Local growers said weather did have an impact on their tree crop.
“This was one of the worst growing seasons I’ve ever had,” Koontz said. “In March and April, we had hot weather we should have had in mid-summer. Plants began to grow. May 7, 8 and 9 — for three nights — we had below freezing. That affected the Douglas fir; they bud out early. They were already growing and the freeze hit.
“Then in July, we had extreme heat with no rain. I lost seedlings two and three seasons old; that is rare. Once they are put in the ground, they are usually pretty bulletproof. The past summer with the heat and no rain did a number on us. It will set me back in nine to10 years. I lost two years of trees.”
Bookhammer said, “We lost quite a few seedlings that we planted in the spring. We had a high mortality rate with the Fraser fir seedlings. Most of the older ones survived.”
Growers said the COVID-19 pandemic has not had a significant impact on their business.
“I don’t know if it has affected us. So far we are at about the same levels last year as far as sales,” Tait said.
“We have been busy. It seems like maybe more people are choosing to cut their own to give them something to do. We also have had a lot of new customers who have had an artificial tree in the past. That may be an impact of COVID-19,” Stoyka said.
Mirror Staff Writer Walt Frank is at 814-946-7467.
A million cut
Pennsylvania ranks third in the nation for the number of Christmas tree farms, with more than 1,400 in the commonwealth. The tree farms account for nearly 31,000 acres and produce about 1 million cut trees each year. For each tree cut, on average three seedlings are planted. Pennsylvania ranks fourth in the United States in the number of Christmas trees cut each year, according to the Pennsylvania Christmas Tree Growers Association.

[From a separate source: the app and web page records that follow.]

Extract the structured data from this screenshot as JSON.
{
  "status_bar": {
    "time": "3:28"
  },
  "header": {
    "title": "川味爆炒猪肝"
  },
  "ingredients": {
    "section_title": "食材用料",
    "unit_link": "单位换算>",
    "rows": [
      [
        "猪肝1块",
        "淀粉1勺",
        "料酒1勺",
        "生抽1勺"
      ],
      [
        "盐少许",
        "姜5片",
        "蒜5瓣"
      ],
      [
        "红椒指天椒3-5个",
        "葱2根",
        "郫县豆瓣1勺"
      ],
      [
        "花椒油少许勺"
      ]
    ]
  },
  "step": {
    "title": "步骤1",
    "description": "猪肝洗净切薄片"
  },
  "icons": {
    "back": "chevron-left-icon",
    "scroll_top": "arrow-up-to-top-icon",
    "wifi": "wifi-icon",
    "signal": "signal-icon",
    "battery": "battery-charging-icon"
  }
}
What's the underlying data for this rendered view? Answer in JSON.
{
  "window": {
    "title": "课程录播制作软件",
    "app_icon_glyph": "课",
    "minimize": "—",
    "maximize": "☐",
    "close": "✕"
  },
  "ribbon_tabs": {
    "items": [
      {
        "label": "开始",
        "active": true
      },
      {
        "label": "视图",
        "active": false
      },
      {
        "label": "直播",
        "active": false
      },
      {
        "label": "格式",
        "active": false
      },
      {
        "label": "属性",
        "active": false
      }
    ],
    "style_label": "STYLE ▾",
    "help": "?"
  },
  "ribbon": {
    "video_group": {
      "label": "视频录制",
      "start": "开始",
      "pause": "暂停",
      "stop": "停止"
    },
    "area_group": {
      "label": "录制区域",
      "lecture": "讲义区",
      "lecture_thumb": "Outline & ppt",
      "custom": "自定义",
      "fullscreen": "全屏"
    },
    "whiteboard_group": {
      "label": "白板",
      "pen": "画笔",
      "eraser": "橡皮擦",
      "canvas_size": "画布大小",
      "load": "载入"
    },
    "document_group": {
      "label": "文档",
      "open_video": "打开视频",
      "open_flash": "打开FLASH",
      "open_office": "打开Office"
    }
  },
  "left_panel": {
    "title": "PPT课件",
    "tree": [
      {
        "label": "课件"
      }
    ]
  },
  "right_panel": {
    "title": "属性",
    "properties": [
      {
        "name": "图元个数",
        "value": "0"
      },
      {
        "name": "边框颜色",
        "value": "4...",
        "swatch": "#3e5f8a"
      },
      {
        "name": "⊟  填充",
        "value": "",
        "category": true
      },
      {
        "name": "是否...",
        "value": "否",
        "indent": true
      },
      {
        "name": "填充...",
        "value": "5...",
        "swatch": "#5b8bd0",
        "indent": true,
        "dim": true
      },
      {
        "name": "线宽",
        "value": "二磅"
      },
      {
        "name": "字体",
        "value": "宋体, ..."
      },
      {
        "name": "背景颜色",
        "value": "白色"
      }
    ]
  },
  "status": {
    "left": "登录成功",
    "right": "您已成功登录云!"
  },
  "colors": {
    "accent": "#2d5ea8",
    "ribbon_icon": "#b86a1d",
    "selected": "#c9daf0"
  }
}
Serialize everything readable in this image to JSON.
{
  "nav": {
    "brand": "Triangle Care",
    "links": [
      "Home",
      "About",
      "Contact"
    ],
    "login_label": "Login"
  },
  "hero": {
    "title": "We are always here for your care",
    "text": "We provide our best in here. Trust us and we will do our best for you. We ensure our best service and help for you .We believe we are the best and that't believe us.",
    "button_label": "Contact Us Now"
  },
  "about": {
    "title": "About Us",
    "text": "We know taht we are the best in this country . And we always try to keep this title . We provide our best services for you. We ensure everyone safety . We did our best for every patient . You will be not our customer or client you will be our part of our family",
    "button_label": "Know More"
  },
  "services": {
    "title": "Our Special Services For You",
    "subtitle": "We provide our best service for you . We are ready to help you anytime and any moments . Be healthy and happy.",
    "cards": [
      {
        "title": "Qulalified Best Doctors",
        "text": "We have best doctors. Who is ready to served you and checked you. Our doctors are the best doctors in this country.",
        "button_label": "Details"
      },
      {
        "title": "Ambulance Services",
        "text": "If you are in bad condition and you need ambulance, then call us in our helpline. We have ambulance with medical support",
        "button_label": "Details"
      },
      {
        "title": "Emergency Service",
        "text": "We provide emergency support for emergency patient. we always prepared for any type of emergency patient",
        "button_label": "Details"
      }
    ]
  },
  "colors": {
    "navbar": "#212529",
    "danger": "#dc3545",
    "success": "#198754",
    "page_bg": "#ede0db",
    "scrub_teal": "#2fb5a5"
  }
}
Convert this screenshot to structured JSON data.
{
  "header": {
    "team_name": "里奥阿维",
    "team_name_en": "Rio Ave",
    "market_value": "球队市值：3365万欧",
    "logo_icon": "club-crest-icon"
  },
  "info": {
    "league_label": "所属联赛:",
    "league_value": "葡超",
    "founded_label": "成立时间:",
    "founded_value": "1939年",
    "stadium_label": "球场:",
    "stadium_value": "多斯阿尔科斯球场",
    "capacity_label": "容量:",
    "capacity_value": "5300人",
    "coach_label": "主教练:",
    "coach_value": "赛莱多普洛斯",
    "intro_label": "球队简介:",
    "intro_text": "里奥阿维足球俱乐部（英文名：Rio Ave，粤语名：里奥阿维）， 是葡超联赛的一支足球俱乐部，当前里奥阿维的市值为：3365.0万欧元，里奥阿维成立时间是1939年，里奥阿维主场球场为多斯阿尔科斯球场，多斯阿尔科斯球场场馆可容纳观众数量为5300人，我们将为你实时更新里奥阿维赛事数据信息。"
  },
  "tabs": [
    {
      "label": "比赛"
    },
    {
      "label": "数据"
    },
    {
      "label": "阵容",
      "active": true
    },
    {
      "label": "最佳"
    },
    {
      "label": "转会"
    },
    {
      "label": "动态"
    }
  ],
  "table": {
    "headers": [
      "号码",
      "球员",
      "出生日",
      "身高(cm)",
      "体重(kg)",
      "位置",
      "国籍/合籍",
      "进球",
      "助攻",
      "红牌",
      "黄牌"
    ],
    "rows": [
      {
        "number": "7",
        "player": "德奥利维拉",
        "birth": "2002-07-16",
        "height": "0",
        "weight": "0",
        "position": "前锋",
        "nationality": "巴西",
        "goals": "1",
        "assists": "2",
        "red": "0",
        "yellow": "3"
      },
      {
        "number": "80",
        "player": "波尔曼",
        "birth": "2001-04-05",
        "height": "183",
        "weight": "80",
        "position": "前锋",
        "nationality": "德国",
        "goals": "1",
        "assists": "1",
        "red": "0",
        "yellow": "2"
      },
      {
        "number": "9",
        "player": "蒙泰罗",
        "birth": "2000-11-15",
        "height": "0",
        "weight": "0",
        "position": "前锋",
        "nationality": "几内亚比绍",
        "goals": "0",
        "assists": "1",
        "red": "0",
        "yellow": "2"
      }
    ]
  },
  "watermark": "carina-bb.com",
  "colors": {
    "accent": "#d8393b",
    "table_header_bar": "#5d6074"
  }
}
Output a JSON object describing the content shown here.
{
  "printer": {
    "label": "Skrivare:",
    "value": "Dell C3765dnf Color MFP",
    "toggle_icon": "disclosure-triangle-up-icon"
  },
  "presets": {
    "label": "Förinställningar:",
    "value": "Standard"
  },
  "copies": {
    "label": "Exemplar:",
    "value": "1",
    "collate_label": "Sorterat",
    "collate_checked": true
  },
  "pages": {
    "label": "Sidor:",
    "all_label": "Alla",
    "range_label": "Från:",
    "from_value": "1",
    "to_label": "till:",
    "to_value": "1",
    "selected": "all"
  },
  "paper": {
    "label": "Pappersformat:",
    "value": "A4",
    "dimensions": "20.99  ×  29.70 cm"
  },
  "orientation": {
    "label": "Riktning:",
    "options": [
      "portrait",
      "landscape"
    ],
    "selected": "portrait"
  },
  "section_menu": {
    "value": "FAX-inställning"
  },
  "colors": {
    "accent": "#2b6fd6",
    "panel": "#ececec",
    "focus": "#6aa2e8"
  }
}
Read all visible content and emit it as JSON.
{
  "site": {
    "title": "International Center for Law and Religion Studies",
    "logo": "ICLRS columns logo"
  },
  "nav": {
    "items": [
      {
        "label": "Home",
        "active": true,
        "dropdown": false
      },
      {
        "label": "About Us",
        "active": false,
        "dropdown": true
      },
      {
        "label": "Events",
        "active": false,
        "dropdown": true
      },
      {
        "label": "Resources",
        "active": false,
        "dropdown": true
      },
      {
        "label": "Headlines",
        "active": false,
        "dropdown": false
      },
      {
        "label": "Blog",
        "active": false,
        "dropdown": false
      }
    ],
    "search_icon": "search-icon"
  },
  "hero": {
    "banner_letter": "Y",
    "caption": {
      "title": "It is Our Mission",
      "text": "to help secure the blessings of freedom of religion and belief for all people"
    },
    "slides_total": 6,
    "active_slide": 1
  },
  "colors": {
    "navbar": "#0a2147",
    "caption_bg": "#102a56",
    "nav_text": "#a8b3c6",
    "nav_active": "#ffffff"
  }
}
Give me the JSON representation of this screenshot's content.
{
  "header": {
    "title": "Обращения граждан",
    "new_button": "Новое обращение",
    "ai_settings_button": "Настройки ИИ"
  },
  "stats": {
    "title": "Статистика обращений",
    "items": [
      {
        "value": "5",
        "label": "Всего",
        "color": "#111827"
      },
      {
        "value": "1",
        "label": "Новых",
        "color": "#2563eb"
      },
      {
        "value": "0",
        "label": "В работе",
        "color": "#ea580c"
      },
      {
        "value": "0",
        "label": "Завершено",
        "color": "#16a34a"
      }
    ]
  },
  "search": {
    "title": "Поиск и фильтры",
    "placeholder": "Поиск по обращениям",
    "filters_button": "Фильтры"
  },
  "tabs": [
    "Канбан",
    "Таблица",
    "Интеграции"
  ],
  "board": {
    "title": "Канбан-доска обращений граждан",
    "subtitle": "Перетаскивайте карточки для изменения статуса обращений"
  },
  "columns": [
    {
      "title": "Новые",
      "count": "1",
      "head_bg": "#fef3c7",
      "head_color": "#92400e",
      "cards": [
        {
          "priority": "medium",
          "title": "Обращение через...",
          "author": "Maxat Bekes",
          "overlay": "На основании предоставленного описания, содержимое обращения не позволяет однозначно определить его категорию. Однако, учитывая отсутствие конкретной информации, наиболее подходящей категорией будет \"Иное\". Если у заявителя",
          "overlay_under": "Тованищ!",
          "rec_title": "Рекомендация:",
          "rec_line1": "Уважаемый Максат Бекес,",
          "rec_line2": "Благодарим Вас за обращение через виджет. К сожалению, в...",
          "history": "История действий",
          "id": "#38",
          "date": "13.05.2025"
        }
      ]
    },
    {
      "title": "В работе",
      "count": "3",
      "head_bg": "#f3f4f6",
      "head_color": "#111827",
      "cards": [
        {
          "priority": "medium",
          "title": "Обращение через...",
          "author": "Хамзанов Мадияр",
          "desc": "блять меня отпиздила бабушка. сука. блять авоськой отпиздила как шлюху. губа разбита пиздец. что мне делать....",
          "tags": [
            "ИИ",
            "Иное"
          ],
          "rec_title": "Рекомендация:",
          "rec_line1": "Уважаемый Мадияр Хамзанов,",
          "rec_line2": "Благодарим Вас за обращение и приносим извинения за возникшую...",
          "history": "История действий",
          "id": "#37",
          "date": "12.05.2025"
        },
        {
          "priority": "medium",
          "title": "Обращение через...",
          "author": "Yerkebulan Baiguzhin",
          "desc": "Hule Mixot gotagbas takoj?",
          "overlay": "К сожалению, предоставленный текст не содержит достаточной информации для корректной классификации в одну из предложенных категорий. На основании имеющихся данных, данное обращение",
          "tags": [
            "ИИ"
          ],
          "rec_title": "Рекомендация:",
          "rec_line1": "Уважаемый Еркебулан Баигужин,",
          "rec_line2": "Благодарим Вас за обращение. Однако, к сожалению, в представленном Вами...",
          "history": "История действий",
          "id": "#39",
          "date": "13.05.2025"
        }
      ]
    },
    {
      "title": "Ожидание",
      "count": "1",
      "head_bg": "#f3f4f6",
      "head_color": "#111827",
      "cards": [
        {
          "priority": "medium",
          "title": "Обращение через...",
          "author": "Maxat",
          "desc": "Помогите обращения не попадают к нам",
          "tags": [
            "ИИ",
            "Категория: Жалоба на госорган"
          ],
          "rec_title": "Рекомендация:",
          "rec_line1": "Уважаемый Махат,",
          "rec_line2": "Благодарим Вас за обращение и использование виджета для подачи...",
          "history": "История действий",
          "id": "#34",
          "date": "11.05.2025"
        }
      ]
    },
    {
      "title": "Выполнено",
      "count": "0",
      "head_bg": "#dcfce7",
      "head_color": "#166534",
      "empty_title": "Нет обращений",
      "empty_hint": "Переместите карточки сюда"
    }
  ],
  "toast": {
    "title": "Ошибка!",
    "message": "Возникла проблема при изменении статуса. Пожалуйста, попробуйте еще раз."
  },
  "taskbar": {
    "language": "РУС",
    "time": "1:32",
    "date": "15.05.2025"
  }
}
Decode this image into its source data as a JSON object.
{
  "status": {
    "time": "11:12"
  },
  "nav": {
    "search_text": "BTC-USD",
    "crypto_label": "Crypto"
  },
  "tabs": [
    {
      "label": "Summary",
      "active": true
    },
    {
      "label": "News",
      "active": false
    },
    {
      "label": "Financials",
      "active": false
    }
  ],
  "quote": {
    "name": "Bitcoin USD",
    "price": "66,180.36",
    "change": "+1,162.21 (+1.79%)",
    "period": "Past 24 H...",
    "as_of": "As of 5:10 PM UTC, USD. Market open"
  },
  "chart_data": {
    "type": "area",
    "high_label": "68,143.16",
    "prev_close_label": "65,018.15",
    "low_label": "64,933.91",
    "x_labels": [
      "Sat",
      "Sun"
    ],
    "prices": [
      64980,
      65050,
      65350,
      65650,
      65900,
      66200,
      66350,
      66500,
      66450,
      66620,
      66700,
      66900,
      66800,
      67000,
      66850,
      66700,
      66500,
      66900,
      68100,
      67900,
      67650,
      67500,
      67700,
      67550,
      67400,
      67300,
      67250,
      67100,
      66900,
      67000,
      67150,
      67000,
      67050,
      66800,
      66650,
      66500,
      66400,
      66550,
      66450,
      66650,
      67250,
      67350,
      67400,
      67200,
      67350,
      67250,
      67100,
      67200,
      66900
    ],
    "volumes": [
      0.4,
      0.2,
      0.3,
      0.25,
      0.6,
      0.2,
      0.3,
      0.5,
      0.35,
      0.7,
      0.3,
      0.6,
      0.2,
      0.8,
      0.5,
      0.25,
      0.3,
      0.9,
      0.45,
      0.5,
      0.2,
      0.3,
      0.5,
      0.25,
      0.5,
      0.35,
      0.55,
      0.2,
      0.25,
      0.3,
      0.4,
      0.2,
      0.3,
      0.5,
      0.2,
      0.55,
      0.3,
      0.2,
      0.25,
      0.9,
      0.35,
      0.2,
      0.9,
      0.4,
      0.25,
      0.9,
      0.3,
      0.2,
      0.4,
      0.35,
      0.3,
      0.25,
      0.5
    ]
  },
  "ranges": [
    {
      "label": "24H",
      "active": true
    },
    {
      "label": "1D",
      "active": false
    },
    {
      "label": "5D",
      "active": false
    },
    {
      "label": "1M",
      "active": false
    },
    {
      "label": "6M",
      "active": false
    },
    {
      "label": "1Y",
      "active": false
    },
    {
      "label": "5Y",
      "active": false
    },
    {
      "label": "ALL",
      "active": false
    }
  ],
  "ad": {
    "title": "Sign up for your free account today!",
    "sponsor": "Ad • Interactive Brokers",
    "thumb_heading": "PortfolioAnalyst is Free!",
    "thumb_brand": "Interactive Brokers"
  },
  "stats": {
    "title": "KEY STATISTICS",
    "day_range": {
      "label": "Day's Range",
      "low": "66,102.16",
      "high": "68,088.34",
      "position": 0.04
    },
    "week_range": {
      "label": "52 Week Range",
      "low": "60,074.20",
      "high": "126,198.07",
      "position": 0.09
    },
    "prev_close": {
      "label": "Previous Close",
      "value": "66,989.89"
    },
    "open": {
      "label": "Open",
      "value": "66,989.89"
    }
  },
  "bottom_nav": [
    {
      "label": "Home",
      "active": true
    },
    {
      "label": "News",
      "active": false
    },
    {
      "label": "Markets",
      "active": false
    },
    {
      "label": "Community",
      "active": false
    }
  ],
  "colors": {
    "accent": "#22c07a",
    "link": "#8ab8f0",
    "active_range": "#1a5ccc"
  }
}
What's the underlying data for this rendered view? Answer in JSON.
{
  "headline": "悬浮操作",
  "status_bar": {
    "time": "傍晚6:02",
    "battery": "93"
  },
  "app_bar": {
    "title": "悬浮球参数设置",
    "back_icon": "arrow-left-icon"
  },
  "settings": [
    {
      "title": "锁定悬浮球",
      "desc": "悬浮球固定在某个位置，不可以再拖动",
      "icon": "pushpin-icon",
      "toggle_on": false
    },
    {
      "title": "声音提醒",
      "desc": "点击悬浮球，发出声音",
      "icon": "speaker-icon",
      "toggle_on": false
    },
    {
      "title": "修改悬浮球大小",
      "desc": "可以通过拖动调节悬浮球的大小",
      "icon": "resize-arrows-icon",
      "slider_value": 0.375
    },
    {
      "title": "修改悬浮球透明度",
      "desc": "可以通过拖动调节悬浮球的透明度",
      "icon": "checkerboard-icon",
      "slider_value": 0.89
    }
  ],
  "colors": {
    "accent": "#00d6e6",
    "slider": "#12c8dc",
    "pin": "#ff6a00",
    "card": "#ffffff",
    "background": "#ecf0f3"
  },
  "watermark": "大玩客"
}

The National Christmas Tree Association said sales of
live Christmas trees In the United States dropped from
32.8 million in 2018 to
26.2 million in 2019.